In preparation for the holiday blooms, you can also place the Christmas cactus in a completely dark location for around six weeks. This time in the dark encourages bud development. You’ll need to give the plant dark periods throughout the season to help it continue producing flowers. As a general rule of thumb, provide the plant with at least eight days of this short-day cycle.

A Change in Temperature

Hygrometer and thermometer device to measure humidity and temperature for houseplants
Image credits: Firn via Shutterstock

Like all houseplants, keep Christmas cacti away from chilly windows and heat vents in your home. But when trying to form buds, you can expose the plant to temperatures around 55 degrees Fahrenheit at night.

If the plant is in temperatures above 90 degrees Fahrenheit, it can drop buds and fail to bloom. It’s best to keep your cactus in temperatures of 65 to 70 degrees Fahrenheit.

Watering Routine

Watering beautiful blooming Schlumbergera plant (Christmas cactus) in pot on window sill
Image credits: New Africa via Shutterstock

Cutting back on watering in fall, around October and November, allows the plant to enter dormancy. While Christmas cacti are drought-tolerant and overwatering can result in death at any time of year, it also affects their ability to bloom in winter.

Allow the soil to dry out entirely between waterings during the fall. When the plant is blooming, allow the top inch of soil to dry out before watering, but don’t allow the soil to dry completely. During the rest of the year, water your cactus every two to three weeks when the top third of the soil is dry.

Fertilizing, Pruning, and Repotting

Displaying Christmas cactus with roots stock in a hand
Image credits: Bilalstock via Shutterstock

Repotting at least once every two years in a pot one size up with drainage ensures the plant doesn’t become root bound. A root-bound plant generally won’t produce blooms or develop any new growth. Replant with succulent soil and fertilize after repotting. Throughout the year, use a balanced liquid fertilizer on your plant monthly. When the Christmas cactus is blooming, switch to a bloom formula.

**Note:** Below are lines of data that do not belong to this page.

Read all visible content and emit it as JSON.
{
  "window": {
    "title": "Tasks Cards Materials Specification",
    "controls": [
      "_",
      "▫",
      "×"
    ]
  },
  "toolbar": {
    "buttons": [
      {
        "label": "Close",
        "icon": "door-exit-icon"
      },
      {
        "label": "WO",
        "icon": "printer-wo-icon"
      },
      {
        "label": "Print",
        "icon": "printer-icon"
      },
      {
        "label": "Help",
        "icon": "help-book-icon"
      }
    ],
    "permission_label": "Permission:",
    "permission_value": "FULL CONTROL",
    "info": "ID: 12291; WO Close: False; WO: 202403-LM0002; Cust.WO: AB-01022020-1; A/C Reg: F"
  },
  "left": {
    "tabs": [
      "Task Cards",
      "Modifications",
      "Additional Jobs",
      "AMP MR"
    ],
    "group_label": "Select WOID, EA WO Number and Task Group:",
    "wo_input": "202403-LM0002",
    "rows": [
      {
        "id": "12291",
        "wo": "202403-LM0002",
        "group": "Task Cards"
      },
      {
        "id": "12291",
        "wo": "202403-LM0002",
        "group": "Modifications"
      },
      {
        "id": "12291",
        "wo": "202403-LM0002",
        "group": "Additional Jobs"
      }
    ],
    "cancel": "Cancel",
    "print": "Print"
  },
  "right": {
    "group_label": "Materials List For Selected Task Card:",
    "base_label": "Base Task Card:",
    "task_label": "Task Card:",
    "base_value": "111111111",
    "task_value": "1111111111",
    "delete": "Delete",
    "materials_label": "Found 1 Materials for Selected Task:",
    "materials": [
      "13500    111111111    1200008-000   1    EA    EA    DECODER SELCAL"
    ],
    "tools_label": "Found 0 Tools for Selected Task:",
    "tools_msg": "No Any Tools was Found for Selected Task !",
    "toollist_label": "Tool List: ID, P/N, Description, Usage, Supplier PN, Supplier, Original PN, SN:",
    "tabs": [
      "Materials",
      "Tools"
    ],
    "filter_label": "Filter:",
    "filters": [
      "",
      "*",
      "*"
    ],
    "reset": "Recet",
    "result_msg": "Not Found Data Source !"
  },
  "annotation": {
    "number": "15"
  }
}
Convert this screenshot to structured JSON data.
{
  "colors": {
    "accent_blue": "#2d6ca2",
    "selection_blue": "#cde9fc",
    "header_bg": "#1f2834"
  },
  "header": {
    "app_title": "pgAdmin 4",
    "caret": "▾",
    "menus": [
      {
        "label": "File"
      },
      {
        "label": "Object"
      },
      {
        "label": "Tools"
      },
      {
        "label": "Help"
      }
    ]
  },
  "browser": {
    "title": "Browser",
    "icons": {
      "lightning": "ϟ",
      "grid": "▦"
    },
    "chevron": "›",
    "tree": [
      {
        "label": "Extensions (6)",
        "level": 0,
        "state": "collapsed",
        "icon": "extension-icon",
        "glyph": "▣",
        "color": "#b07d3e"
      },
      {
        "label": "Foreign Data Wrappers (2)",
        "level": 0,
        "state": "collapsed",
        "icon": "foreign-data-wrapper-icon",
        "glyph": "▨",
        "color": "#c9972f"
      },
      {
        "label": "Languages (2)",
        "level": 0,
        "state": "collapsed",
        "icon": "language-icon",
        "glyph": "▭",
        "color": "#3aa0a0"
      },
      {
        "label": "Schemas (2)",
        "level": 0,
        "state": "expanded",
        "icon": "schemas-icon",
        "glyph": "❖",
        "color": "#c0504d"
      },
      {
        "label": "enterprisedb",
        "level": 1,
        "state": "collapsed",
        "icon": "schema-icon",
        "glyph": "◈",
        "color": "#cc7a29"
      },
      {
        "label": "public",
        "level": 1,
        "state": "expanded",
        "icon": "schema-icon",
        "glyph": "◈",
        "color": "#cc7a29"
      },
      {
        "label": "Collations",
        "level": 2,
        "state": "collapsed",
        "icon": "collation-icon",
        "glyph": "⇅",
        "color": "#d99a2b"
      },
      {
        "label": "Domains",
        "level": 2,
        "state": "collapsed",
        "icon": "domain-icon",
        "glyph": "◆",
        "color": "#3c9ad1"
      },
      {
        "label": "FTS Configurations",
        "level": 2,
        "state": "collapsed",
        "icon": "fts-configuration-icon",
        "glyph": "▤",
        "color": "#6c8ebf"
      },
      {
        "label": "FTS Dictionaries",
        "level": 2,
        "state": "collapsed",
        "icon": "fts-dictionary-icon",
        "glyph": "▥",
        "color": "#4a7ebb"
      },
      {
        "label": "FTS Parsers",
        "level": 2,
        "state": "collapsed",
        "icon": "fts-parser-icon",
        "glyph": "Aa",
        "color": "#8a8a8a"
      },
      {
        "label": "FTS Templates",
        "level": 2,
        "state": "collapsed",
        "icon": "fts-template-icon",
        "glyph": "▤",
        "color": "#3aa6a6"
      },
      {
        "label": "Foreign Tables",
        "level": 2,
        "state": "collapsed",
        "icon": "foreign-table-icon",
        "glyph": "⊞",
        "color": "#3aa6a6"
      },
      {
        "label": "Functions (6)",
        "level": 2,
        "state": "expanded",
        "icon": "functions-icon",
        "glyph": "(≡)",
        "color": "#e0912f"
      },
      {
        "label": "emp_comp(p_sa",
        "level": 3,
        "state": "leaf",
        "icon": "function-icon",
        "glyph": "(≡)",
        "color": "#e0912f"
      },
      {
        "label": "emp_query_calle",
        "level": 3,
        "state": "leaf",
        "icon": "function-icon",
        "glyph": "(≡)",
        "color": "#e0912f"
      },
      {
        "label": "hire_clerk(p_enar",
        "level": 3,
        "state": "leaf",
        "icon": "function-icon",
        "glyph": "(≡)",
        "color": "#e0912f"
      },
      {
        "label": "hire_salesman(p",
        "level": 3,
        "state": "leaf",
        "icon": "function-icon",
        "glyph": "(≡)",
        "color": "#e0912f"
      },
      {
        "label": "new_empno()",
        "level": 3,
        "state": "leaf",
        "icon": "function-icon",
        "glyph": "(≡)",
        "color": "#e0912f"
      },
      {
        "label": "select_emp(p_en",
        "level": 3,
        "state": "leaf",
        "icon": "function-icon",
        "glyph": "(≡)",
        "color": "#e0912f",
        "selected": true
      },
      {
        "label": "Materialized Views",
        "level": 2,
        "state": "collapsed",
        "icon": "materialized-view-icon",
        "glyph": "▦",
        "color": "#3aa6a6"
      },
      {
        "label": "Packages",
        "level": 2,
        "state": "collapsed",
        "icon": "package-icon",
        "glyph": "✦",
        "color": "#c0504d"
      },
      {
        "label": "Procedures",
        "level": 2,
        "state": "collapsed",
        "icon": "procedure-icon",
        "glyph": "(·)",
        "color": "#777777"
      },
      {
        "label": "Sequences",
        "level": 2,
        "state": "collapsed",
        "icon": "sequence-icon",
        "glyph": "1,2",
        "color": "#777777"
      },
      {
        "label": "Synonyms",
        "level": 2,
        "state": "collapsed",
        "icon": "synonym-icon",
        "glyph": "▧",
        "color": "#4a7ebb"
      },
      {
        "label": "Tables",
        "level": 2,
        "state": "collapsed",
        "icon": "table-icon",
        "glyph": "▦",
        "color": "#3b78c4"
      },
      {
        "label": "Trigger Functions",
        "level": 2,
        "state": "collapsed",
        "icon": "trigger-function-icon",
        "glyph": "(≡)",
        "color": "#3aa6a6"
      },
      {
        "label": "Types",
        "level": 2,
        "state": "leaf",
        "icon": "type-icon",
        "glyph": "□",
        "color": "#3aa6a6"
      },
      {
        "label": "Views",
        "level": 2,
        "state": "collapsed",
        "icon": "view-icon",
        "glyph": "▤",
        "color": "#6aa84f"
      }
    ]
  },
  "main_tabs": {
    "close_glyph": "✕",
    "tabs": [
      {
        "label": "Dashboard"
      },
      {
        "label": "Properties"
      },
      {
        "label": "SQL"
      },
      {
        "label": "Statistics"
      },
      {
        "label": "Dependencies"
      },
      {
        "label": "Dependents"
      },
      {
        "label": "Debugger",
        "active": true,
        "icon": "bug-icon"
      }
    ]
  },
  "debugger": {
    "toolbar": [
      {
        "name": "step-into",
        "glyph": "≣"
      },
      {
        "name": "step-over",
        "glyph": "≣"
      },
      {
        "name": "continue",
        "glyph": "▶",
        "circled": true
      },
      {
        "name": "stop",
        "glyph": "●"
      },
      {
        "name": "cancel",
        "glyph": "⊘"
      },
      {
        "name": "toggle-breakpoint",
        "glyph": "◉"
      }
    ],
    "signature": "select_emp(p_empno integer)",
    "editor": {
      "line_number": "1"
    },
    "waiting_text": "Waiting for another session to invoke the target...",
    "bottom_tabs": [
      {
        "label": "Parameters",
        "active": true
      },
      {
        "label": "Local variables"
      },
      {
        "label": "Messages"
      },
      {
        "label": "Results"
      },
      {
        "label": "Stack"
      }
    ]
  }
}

After you’ve grown your Christmas cactus for a few years, pruning can encourage new growth, a fuller plant, and more blooms for next year! Pinch back the tip of each stem segment after blooming and at the beginning of fall to create a rounded shape and help the plant develop new blooms.

Keep It Away From Pets

winter Cactus (Schlumbergera bridgesii) also know as Christmas or Thanksgiving Cactus near an arrangement of books on a warm background
Image credits: Laura Lee Cobb via Shutterstock

While Christmas cacti are pet-friendly houseplants, your pets might not be friendly back! If you notice a lack of blooms or dropping buds but none of the other issues mentioned above, the culprit could be an interested kitty. To solve this issue, place your plant out of reach, on a shelf, or in a hanging basket. You can also place cat grass nearby to distract your curious cat.

Get Blooming!

The festive blooms of Christmas cactus should begin to show with the right conditions. If you don’t notice them forming, something has gone awry; whether it is too much light, improper watering routines, or even pesky pets. Fortunately, you can remedy the issue and enjoy the blooms throughout the holiday season.

Do you have any tips to help your Christmas cactus bloom? Share in the comments below!